“There has been abundant interest in recent years in developing improved models and algorithms for analysis of very large graphs or networks. There has been a dual focus on developing models that can accurately characterize real-world network data and on developing algorithms for efficient inference. Modeling strategies range from elaborations on stochastic block models (SBMs), which break nodes of the network up into communities, to latent space models (LSMs) and exponential random graph models (ERGMs). There has also been abundant emphasis on studying exchangeable random graph models. The literature on fitting of models to enormous graphs (say on the order of 100,000s to millions or even billions of nodes) has to this point focused on extremely simple models, assuming exchangeability or a simple SBM structure in which each node belongs to a single community. Hence, there is a lack of algorithms for scaling up inferences on realistic network models to very large graphs. Such algorithms must necessarily rely on divide-and-conquer algorithms that exploit large clusters of computers, conducting local computations for subsets of the graph in parallel and then combining or communicating across computing nodes to infer global properties. “

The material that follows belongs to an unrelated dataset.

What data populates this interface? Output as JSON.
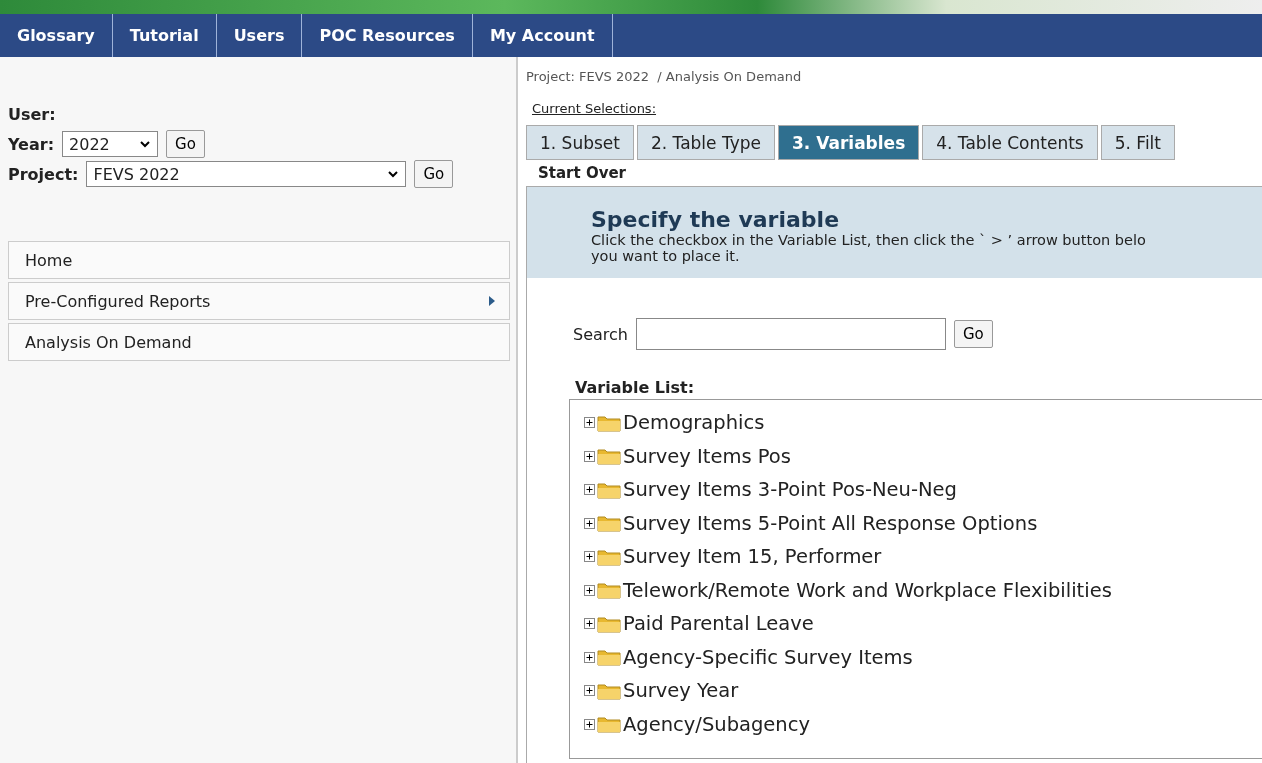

All people in the developed world are exposed to a complex mixture of chemical contaminants in the environment, through the food we eat and the air we breathe. There is currently very little understanding of how these different chemicals interact to impact our risk of developing various diseases. This project develops the key data analytic tools needed to disentangle the health of effects of different chemical exposures to more accurately estimate an individual’s risk and identify strategies for reducing risk.